January 1, 2005, 1:23 AM
But you know what? It looks like there's not thinking, and then there's plain old not thinking.
January 1, 2005, 1:56 AM
Great reply, Franklin.
January 1, 2005, 2:39 AM
I'll second that, catfish.
January 1, 2005, 5:26 AM
How fun! This is like Star Trek or something, when the force field breaks up the signal! bzz! Cap'n! pshh! under attack! khhh! send help! pfff!
January 2, 2005, 2:09 AM
Just trying a little experiment.
January 2, 2005, 2:09 AM
January 2, 2005, 8:26 AM
Your thinking 2 much!
January 2, 2005, 9:22 AM
italics, italian, itinerary?
testing, testing, one two three
what about it?
January 2, 2005, 9:23 AM
i did it!
January 2, 2005, 3:45 PM
Safari is still reading the page as screwed up, though. How does it look to you Windows users out there?
January 2, 2005, 5:26 PM
With IE running under XP, everything looks back to normal.
January 2, 2005, 10:48 PM
Whup L8R's ass, willya? Make us proud.
I'm running Firefox on an eMac with OS X,and L8R's big black lines are still runnin' through everything up to comment 41. After that, OK.
December 30, 2004, 7:47 PM

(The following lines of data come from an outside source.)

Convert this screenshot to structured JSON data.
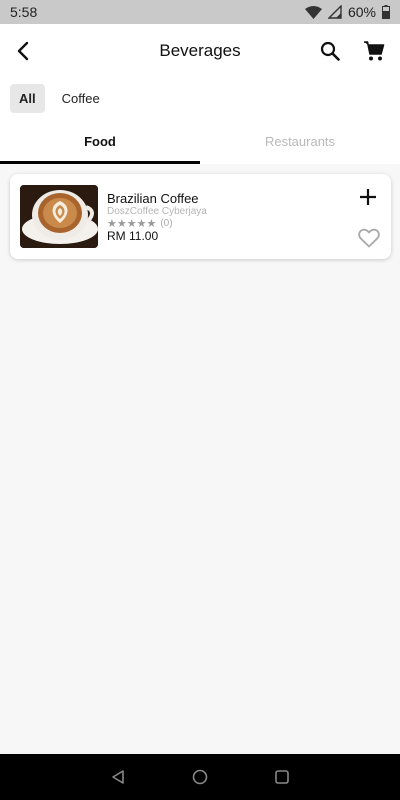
{
  "status_bar": {
    "time": "5:58",
    "battery": "60%",
    "icons": [
      "wifi-icon",
      "signal-icon",
      "battery-icon"
    ]
  },
  "app_bar": {
    "title": "Beverages",
    "icons": [
      "back-arrow-icon",
      "search-icon",
      "cart-icon"
    ]
  },
  "chips": [
    {
      "label": "All",
      "selected": true
    },
    {
      "label": "Coffee",
      "selected": false
    }
  ],
  "tabs": [
    {
      "label": "Food",
      "active": true
    },
    {
      "label": "Restaurants",
      "active": false
    }
  ],
  "items": [
    {
      "name": "Brazilian Coffee",
      "shop": "DoszCoffee Cyberjaya",
      "stars": "★★★★★",
      "rating_count": "(0)",
      "price": "RM 11.00",
      "image": "latte-art-coffee-cup"
    }
  ],
  "nav_bar": {
    "icons": [
      "back-triangle-icon",
      "home-circle-icon",
      "recents-square-icon"
    ]
  },
  "colors": {
    "accent": "#000000",
    "status_bar_bg": "#c9c9c9",
    "inactive_tab": "#b9b9b9",
    "page_bg": "#f7f7f7"
  }
}
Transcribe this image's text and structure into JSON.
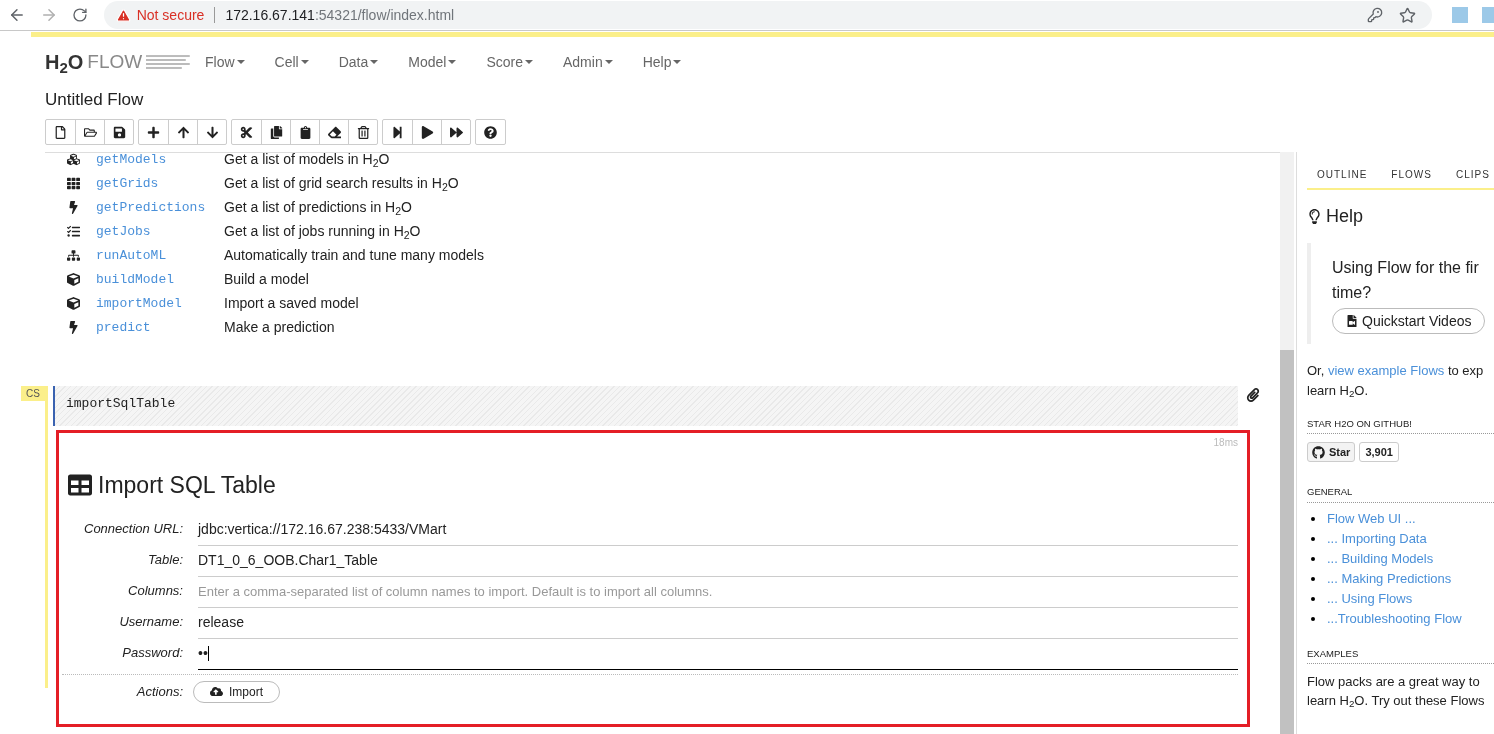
{
  "browser": {
    "security": "Not secure",
    "host": "172.16.67.141",
    "path": ":54321/flow/index.html"
  },
  "app": {
    "logo": "H$_{2}$O",
    "logo_word": "FLOW",
    "menu": [
      "Flow",
      "Cell",
      "Data",
      "Model",
      "Score",
      "Admin",
      "Help"
    ],
    "title": "Untitled Flow"
  },
  "commands": [
    {
      "name": "getModels",
      "description": "Get a list of models in H$_{2}$O"
    },
    {
      "name": "getGrids",
      "description": "Get a list of grid search results in H$_{2}$O"
    },
    {
      "name": "getPredictions",
      "description": "Get a list of predictions in H$_{2}$O"
    },
    {
      "name": "getJobs",
      "description": "Get a list of jobs running in H$_{2}$O"
    },
    {
      "name": "runAutoML",
      "description": "Automatically train and tune many models"
    },
    {
      "name": "buildModel",
      "description": "Build a model"
    },
    {
      "name": "importModel",
      "description": "Import a saved model"
    },
    {
      "name": "predict",
      "description": "Make a prediction"
    }
  ],
  "cell": {
    "type_label": "CS",
    "selected": true,
    "input": "importSqlTable",
    "time": "18ms",
    "output": {
      "title": "Import SQL Table",
      "fields": [
        {
          "label": "Connection URL:",
          "value": "jdbc:vertica://172.16.67.238:5433/VMart",
          "focused": false
        },
        {
          "label": "Table:",
          "value": "DT1_0_6_OOB.Char1_Table",
          "focused": false
        },
        {
          "label": "Columns:",
          "placeholder": "Enter a comma-separated list of column names to import. Default is to import all columns.",
          "focused": false
        },
        {
          "label": "Username:",
          "value": "release",
          "focused": false
        },
        {
          "label": "Password:",
          "value": "••",
          "focused": true
        }
      ],
      "actions_label": "Actions:",
      "action_button": "Import"
    }
  },
  "sidebar": {
    "tabs": [
      "OUTLINE",
      "FLOWS",
      "CLIPS"
    ],
    "help_title": "Help",
    "intro_lines": [
      "Using Flow for the fir",
      "time?"
    ],
    "quickstart_button": "Quickstart Videos",
    "note": {
      "before": "Or, ",
      "link": "view example Flows",
      "after": " to exp",
      "line2": "learn H$_{2}$O."
    },
    "github_heading": "STAR H2O ON GITHUB!",
    "star_button": "Star",
    "star_count": "3,901",
    "general_heading": "GENERAL",
    "general_links": [
      "Flow Web UI ...",
      "... Importing Data",
      "... Building Models",
      "... Making Predictions",
      "... Using Flows",
      "...Troubleshooting Flow"
    ],
    "examples_heading": "EXAMPLES",
    "examples_lines": [
      "Flow packs are a great way to",
      "learn H$_{2}$O. Try out these Flows"
    ]
  }
}
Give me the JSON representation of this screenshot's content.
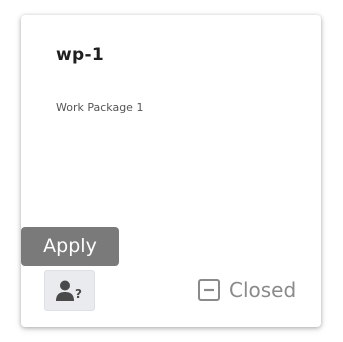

I'm going to surprise everyone and say this artist has something going. It isn't jelled yet, and I agree with just about all of what Franklin says (especially about staying away from Laura Owens; at this point that influence is pernicious) but there is something there.